Records from a data source —
^^^^^^^^^^^^^^^^

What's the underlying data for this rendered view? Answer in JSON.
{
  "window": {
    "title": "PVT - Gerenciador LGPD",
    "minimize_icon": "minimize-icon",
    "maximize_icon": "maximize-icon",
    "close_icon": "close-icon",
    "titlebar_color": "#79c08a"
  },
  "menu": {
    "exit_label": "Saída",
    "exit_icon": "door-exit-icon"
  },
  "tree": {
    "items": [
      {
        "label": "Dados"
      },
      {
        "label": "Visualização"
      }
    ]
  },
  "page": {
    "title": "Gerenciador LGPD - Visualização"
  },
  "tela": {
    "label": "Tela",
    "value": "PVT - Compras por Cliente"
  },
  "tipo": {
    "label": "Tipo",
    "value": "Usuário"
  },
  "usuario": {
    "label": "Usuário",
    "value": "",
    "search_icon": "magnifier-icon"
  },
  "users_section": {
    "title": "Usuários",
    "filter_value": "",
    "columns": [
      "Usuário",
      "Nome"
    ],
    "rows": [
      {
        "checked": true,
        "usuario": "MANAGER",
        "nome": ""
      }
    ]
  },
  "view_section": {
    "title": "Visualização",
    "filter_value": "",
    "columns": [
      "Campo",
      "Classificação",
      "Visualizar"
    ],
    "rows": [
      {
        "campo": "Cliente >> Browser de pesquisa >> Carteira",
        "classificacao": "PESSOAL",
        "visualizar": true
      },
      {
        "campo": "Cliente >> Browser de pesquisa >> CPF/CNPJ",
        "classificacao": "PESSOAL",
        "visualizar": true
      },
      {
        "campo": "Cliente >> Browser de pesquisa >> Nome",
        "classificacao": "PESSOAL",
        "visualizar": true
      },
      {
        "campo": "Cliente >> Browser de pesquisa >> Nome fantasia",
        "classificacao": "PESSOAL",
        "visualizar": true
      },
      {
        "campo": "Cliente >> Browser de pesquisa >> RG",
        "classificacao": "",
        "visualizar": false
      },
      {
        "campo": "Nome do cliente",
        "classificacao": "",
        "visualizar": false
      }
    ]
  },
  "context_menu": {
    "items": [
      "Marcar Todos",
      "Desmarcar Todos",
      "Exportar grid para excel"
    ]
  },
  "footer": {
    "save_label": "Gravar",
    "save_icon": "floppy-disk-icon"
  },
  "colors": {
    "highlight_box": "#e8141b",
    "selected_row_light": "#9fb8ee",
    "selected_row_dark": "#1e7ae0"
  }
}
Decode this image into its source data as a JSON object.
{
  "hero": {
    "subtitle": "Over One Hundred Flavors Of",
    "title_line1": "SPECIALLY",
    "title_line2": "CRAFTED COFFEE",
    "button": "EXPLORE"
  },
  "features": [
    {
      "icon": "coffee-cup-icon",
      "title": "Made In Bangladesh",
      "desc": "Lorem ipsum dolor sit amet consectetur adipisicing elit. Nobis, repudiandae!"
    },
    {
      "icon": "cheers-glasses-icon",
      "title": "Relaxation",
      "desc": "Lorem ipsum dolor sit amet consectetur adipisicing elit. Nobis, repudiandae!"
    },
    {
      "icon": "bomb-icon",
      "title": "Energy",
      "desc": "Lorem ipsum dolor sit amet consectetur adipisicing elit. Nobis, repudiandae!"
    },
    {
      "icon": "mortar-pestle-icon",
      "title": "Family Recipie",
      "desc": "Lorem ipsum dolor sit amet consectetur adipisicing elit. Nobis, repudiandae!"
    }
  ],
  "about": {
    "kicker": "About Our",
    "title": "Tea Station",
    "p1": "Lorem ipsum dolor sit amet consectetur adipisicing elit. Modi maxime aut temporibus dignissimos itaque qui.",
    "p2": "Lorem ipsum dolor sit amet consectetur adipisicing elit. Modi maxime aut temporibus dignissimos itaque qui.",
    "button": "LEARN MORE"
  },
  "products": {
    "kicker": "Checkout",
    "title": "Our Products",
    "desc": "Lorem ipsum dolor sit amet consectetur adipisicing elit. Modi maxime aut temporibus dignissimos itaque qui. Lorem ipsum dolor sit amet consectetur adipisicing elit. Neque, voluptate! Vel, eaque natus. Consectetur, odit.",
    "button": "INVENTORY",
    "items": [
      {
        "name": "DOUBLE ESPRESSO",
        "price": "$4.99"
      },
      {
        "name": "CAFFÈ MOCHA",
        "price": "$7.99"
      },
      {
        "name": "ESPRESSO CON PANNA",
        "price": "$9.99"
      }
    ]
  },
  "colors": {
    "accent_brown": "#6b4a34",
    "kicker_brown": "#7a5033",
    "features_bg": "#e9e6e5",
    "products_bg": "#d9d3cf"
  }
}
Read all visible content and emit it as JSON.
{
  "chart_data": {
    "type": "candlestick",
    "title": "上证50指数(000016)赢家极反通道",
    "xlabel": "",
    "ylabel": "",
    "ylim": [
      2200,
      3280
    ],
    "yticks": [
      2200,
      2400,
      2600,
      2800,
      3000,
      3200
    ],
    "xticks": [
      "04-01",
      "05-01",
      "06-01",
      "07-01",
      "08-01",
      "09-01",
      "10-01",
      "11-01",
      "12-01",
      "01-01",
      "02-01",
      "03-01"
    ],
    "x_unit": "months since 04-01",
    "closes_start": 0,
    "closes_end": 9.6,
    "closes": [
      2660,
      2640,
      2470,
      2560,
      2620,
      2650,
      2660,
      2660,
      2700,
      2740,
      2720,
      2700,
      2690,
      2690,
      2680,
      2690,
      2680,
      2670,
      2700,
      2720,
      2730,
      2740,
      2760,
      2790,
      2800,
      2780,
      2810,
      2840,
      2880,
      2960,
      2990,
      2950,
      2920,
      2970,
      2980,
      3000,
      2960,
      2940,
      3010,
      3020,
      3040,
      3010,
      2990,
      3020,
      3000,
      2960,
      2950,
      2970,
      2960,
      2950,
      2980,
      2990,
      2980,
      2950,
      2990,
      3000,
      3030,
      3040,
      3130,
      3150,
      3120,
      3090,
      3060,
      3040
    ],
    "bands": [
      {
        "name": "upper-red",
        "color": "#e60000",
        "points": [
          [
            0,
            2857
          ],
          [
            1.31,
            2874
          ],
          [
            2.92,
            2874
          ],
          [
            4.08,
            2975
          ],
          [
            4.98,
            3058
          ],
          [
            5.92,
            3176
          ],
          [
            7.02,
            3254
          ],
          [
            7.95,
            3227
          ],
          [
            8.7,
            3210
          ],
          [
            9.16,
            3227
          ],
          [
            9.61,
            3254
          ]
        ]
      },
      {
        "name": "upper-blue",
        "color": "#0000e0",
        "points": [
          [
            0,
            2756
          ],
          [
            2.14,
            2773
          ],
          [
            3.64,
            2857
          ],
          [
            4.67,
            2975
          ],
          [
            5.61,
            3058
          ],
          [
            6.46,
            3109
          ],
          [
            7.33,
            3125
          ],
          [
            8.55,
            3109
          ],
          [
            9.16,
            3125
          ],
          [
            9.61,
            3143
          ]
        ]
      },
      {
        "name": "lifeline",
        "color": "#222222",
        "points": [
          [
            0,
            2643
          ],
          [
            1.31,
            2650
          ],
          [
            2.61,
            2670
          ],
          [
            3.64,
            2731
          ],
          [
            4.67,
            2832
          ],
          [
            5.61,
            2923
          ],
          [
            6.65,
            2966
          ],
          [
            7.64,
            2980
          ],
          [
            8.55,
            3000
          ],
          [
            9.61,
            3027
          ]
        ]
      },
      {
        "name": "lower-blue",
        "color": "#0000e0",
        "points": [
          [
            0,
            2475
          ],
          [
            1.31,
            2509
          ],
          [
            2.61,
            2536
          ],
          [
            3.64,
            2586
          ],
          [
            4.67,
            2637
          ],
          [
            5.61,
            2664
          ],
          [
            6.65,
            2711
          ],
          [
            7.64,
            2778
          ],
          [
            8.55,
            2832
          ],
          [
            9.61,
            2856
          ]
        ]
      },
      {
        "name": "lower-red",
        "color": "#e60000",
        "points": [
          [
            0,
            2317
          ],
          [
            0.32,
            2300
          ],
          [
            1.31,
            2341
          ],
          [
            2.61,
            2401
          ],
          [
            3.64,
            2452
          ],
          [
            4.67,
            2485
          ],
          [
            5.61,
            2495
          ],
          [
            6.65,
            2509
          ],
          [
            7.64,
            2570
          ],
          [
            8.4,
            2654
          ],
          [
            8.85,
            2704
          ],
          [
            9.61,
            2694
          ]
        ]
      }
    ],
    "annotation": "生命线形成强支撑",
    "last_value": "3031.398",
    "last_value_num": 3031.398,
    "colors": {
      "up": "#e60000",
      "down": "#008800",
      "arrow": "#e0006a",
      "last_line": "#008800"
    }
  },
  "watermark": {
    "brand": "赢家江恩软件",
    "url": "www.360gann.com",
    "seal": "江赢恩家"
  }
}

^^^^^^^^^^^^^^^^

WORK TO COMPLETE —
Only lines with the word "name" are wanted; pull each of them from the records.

WRITTEN RESPONSE —
        "name": "DOUBLE ESPRESSO",
        "name": "CAFFÈ MOCHA",
        "name": "ESPRESSO CON PANNA",
        "name": "upper-red",
        "name": "upper-blue",
        "name": "lifeline",
        "name": "lower-blue",
        "name": "lower-red",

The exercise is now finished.